==== Data for analysis
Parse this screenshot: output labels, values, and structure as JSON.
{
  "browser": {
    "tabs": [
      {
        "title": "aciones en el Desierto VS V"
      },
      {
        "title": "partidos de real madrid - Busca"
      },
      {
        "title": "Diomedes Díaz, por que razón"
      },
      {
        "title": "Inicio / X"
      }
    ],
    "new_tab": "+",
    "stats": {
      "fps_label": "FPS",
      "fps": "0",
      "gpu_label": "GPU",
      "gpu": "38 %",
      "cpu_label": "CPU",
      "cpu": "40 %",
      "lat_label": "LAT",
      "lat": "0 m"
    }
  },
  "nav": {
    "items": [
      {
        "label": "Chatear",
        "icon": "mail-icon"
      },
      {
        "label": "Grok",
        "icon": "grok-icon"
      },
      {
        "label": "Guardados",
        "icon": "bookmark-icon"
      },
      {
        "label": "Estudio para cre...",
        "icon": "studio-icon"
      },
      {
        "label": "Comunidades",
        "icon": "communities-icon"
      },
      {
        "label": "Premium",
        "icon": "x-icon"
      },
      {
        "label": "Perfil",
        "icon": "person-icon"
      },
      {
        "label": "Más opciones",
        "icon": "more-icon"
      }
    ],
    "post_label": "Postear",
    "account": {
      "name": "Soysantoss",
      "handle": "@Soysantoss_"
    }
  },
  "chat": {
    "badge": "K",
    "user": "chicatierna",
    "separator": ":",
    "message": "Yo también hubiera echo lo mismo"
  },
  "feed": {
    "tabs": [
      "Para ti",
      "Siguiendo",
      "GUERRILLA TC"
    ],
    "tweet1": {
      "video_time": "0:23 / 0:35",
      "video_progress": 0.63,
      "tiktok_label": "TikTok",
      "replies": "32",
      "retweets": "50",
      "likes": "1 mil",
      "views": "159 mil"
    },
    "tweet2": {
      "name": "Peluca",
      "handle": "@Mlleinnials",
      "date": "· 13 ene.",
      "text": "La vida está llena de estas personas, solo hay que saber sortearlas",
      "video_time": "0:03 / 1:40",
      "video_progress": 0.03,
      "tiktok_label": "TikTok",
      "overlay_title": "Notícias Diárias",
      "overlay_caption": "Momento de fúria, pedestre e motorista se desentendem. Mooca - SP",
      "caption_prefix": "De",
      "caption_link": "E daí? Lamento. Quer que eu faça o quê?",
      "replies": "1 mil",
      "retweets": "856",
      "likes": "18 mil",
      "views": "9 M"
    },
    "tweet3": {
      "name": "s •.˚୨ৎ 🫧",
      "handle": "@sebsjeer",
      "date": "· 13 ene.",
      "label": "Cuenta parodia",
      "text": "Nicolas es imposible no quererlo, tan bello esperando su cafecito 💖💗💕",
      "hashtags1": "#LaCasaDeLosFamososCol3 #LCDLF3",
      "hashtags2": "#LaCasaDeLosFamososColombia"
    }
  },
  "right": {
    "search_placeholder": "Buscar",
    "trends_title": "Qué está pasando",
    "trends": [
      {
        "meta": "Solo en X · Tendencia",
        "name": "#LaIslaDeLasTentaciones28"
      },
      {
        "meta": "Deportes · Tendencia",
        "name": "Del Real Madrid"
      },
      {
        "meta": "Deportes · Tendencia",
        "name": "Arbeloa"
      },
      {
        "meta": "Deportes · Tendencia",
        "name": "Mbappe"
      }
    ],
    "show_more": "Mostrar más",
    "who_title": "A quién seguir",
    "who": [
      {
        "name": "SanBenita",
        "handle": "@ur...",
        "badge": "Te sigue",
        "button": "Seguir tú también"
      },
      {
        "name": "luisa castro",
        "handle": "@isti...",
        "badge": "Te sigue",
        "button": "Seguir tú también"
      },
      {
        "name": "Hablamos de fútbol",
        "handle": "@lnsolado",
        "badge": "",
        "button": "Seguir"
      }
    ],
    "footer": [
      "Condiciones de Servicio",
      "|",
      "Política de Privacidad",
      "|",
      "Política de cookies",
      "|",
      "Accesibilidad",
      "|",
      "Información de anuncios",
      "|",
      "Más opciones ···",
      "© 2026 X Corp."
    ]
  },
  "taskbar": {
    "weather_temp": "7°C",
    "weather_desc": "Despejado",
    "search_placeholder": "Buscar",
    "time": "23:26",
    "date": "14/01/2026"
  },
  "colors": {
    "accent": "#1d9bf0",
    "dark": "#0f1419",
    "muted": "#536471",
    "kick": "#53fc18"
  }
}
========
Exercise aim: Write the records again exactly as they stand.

Problem solution:
Parse this screenshot: output labels, values, and structure as JSON.
{
  "browser": {
    "tabs": [
      {
        "title": "aciones en el Desierto VS V"
      },
      {
        "title": "partidos de real madrid - Busca"
      },
      {
        "title": "Diomedes Díaz, por que razón"
      },
      {
        "title": "Inicio / X"
      }
    ],
    "new_tab": "+",
    "stats": {
      "fps_label": "FPS",
      "fps": "0",
      "gpu_label": "GPU",
      "gpu": "38 %",
      "cpu_label": "CPU",
      "cpu": "40 %",
      "lat_label": "LAT",
      "lat": "0 m"
    }
  },
  "nav": {
    "items": [
      {
        "label": "Chatear",
        "icon": "mail-icon"
      },
      {
        "label": "Grok",
        "icon": "grok-icon"
      },
      {
        "label": "Guardados",
        "icon": "bookmark-icon"
      },
      {
        "label": "Estudio para cre...",
        "icon": "studio-icon"
      },
      {
        "label": "Comunidades",
        "icon": "communities-icon"
      },
      {
        "label": "Premium",
        "icon": "x-icon"
      },
      {
        "label": "Perfil",
        "icon": "person-icon"
      },
      {
        "label": "Más opciones",
        "icon": "more-icon"
      }
    ],
    "post_label": "Postear",
    "account": {
      "name": "Soysantoss",
      "handle": "@Soysantoss_"
    }
  },
  "chat": {
    "badge": "K",
    "user": "chicatierna",
    "separator": ":",
    "message": "Yo también hubiera echo lo mismo"
  },
  "feed": {
    "tabs": [
      "Para ti",
      "Siguiendo",
      "GUERRILLA TC"
    ],
    "tweet1": {
      "video_time": "0:23 / 0:35",
      "video_progress": 0.63,
      "tiktok_label": "TikTok",
      "replies": "32",
      "retweets": "50",
      "likes": "1 mil",
      "views": "159 mil"
    },
    "tweet2": {
      "name": "Peluca",
      "handle": "@Mlleinnials",
      "date": "· 13 ene.",
      "text": "La vida está llena de estas personas, solo hay que saber sortearlas",
      "video_time": "0:03 / 1:40",
      "video_progress": 0.03,
      "tiktok_label": "TikTok",
      "overlay_title": "Notícias Diárias",
      "overlay_caption": "Momento de fúria, pedestre e motorista se desentendem. Mooca - SP",
      "caption_prefix": "De",
      "caption_link": "E daí? Lamento. Quer que eu faça o quê?",
      "replies": "1 mil",
      "retweets": "856",
      "likes": "18 mil",
      "views": "9 M"
    },
    "tweet3": {
      "name": "s •.˚୨ৎ 🫧",
      "handle": "@sebsjeer",
      "date": "· 13 ene.",
      "label": "Cuenta parodia",
      "text": "Nicolas es imposible no quererlo, tan bello esperando su cafecito 💖💗💕",
      "hashtags1": "#LaCasaDeLosFamososCol3 #LCDLF3",
      "hashtags2": "#LaCasaDeLosFamososColombia"
    }
  },
  "right": {
    "search_placeholder": "Buscar",
    "trends_title": "Qué está pasando",
    "trends": [
      {
        "meta": "Solo en X · Tendencia",
        "name": "#LaIslaDeLasTentaciones28"
      },
      {
        "meta": "Deportes · Tendencia",
        "name": "Del Real Madrid"
      },
      {
        "meta": "Deportes · Tendencia",
        "name": "Arbeloa"
      },
      {
        "meta": "Deportes · Tendencia",
        "name": "Mbappe"
      }
    ],
    "show_more": "Mostrar más",
    "who_title": "A quién seguir",
    "who": [
      {
        "name": "SanBenita",
        "handle": "@ur...",
        "badge": "Te sigue",
        "button": "Seguir tú también"
      },
      {
        "name": "luisa castro",
        "handle": "@isti...",
        "badge": "Te sigue",
        "button": "Seguir tú también"
      },
      {
        "name": "Hablamos de fútbol",
        "handle": "@lnsolado",
        "badge": "",
        "button": "Seguir"
      }
    ],
    "footer": [
      "Condiciones de Servicio",
      "|",
      "Política de Privacidad",
      "|",
      "Política de cookies",
      "|",
      "Accesibilidad",
      "|",
      "Información de anuncios",
      "|",
      "Más opciones ···",
      "© 2026 X Corp."
    ]
  },
  "taskbar": {
    "weather_temp": "7°C",
    "weather_desc": "Despejado",
    "search_placeholder": "Buscar",
    "time": "23:26",
    "date": "14/01/2026"
  },
  "colors": {
    "accent": "#1d9bf0",
    "dark": "#0f1419",
    "muted": "#536471",
    "kick": "#53fc18"
  }
}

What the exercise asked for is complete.